• Your assignment: The number of lines holding "Search" is all you should give; count them in the records below.

• Dataset entries:

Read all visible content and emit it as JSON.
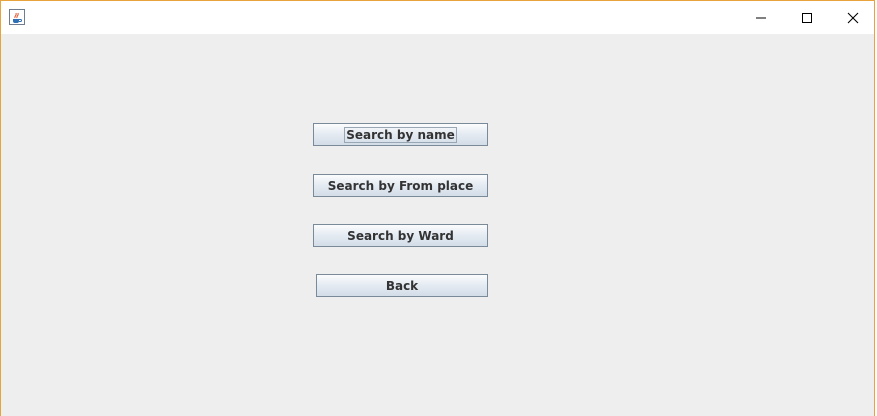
{
  "window": {
    "app_icon": "java-cup-icon",
    "controls": {
      "minimize": "minimize-icon",
      "maximize": "maximize-icon",
      "close": "close-icon"
    }
  },
  "buttons": {
    "search_by_name": "Search by name",
    "search_by_from_place": "Search by From place",
    "search_by_ward": "Search by Ward",
    "back": "Back"
  },
  "colors": {
    "window_border": "#e8a33c",
    "content_bg": "#eeeeee",
    "button_border": "#7a8a99",
    "button_text": "#333333"
  }
}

• Written answer: 3